“The kids with ADHD in our study displayed the behaviors parents want to see – they stopped at the street and looked both ways. But that doesn’t mean they are ready to cross a street by themselves,” said the study’s first author, Despina Stavrinos, Ph.D., assistant professor in the UAB Injury Control Research Center.
As a result, the researchers suggest parents of children with ADHD may want to delay the time when their children are allowed to cross a street by themselves.
The UAB study involved 78 children ages 7 to 10 years old, 39 with ADHD and 39 without. The children completed 10 simulated street crossings in UAB’s Youth Safety Laboratory, which houses a virtual street environment. The simulator shows a typical street scene, with vehicles approaching on monitors from both left and right. Children are asked to gauge the proper moment to safely cross the virtual street and then step off the curb, initiating the cross.
Stavrinos said children with ADHD did the right things when approaching a street – waiting to cross and looking left and right before crossing – in a manner similar to the non-ADHD control children.
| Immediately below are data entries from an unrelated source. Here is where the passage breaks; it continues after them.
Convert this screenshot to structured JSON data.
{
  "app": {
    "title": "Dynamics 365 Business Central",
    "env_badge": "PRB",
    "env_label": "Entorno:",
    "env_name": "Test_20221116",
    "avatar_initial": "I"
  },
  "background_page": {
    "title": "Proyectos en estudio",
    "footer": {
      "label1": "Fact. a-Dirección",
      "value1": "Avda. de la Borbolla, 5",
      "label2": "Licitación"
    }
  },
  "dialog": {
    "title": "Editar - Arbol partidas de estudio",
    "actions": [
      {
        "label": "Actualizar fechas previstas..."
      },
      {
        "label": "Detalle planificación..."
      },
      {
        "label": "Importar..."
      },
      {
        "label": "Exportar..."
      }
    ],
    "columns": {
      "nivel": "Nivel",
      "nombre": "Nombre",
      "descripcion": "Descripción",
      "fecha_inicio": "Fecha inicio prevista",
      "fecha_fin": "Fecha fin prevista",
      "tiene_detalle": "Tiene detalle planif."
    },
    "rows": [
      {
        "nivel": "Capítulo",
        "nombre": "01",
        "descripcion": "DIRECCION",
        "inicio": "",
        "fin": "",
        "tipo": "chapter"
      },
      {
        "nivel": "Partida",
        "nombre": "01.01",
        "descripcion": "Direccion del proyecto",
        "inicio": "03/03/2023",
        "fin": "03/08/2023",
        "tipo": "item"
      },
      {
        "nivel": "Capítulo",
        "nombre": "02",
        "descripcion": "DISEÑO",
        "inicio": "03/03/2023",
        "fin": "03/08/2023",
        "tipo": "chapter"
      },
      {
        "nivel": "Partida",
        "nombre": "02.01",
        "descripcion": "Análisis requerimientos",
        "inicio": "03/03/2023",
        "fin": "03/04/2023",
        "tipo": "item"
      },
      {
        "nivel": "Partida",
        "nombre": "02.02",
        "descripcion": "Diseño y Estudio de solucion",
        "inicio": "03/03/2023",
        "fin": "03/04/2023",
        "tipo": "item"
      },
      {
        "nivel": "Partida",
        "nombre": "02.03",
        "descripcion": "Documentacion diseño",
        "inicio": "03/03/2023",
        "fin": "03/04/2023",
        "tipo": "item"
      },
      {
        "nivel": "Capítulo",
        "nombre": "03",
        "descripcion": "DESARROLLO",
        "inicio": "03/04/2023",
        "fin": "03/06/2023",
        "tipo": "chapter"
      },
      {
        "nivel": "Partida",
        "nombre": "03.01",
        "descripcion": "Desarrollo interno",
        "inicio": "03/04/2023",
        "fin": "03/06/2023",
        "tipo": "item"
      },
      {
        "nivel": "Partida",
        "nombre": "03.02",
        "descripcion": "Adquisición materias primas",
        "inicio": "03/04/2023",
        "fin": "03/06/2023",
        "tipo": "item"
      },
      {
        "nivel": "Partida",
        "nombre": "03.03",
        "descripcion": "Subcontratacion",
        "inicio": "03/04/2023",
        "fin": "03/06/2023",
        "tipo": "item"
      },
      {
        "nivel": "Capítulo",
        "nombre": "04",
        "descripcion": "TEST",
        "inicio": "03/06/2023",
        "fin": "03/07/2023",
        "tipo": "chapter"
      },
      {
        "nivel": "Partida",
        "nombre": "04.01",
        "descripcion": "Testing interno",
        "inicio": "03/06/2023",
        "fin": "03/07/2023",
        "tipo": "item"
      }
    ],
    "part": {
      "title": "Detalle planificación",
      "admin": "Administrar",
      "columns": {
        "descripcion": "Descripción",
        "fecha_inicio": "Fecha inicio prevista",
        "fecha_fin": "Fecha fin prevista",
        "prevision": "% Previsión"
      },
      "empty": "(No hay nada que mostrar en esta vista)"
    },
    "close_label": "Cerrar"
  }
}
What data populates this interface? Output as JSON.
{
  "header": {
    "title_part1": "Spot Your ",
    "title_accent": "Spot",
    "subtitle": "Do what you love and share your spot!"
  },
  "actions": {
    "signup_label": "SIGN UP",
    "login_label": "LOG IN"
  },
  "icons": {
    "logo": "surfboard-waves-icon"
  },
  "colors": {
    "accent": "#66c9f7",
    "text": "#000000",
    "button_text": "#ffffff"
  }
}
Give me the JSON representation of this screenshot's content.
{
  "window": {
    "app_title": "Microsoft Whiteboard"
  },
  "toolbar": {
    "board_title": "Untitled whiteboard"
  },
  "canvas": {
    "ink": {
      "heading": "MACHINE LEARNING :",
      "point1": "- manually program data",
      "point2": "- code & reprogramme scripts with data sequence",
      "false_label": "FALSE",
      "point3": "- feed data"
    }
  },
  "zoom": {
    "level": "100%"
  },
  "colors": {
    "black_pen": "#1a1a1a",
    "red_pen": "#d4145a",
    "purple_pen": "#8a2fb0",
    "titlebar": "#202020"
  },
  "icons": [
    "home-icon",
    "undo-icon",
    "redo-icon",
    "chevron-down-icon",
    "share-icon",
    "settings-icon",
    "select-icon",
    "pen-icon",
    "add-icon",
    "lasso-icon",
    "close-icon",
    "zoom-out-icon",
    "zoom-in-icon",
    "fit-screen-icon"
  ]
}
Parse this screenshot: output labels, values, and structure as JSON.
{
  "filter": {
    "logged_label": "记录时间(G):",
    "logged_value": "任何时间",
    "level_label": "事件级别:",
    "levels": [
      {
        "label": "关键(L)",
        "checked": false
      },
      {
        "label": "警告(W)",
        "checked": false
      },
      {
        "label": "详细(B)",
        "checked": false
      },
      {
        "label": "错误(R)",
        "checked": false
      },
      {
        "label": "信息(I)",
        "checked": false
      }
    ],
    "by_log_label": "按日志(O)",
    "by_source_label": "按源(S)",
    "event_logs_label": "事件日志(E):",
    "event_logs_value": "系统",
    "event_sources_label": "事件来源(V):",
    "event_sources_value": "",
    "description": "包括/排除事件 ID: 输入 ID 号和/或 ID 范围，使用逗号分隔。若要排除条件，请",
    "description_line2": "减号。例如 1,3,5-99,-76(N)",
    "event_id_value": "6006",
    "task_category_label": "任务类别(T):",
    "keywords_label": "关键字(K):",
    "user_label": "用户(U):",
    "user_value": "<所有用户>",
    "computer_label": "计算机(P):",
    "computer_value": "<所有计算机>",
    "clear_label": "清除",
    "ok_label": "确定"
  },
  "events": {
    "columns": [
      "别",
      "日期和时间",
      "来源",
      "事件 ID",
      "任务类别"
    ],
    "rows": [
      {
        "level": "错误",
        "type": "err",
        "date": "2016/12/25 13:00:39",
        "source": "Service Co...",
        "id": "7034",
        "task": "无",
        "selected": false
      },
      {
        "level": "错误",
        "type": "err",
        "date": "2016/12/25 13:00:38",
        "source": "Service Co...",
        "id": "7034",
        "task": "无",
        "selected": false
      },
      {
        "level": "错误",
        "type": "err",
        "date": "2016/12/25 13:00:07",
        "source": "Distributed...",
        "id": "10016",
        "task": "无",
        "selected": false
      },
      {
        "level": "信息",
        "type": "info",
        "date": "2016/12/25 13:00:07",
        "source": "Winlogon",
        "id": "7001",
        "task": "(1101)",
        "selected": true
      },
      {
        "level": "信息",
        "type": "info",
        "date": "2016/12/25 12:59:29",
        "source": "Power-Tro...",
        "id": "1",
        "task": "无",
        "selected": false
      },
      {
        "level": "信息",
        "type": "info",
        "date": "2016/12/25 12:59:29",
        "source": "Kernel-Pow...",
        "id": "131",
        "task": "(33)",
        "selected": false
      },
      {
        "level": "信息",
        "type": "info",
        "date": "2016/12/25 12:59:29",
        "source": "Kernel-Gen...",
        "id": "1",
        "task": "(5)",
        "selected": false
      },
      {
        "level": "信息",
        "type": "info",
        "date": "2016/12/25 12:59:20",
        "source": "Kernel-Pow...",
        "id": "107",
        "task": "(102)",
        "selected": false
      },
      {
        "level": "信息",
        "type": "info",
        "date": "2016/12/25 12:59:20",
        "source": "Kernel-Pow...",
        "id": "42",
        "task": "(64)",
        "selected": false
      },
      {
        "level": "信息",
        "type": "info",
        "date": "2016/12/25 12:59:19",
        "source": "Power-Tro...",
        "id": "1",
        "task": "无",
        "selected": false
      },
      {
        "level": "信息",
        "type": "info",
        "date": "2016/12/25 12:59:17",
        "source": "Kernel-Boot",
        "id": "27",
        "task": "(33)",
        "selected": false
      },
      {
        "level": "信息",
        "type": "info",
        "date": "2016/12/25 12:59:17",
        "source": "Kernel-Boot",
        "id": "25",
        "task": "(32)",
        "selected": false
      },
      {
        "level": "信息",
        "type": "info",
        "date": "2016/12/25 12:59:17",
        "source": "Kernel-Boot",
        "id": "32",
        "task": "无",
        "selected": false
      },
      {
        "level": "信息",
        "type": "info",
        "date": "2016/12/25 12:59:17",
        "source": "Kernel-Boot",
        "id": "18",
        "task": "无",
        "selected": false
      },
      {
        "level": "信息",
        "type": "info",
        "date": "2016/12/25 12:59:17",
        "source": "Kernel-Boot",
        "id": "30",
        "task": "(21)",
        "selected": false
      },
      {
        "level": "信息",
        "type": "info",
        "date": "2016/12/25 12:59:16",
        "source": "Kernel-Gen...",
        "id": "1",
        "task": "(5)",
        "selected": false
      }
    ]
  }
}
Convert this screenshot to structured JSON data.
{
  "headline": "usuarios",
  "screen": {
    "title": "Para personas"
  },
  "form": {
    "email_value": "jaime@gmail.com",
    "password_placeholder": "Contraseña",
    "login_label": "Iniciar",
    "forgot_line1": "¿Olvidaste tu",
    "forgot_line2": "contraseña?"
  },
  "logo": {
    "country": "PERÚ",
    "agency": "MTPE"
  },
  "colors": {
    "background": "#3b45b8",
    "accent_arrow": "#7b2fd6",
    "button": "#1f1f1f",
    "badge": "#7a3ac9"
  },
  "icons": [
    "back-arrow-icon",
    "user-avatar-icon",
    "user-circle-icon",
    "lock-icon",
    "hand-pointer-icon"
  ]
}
“However, at some point in the decision-making process, things appear to go awry, resulting in a dangerous crossing environment,” Stavrinos said. “It seems children with ADHD are attempting to properly assess the environment’s safety, but are failing to process the information in a manner that enables them to cross safely.”
The children with ADHD picked shorter gaps between oncoming traffic, had more “close-calls” with traffic and a shorter amount of time left to spare upon reaching the other end of the crosswalk.
Stavrinos suggests the cause may be executive functioning, a term that describes the processes by which the brain controls behavior. Poor executive function has previously been identified in children with ADHD. Executive function includes aspects such as timing, inhibition and planning and executing action.
“Proper executive functioning would entail recognizing the speed of the oncoming vehicle, the interval between vehicles and the speed of the walker as they cross the street,” Stavrinos said. “Children with ADHD seem to be behind their typically developing peers in these sorts of computing skills.”
Stavrinos says continued practice might be valuable in teaching the child with ADHD how to recognize a safe gap in traffic.
Collaborators on the study include Fred Biasini, Ph.D.; David Schwebel, Ph.D.; Philip Fine, Ph.D., MSPH; J. Bart Hodgens, Ph.D.; Snehal Khatri, M.D.; and Sylvie Mrug, Ph.D.
The study was supported by the Society for Public Health Education, National Science Foundation, Center for Child Injury Prevention Studies at The Children’s Hospital of Philadelphia, Society for Pediatric Psychology and UAB Injury Control Research Center.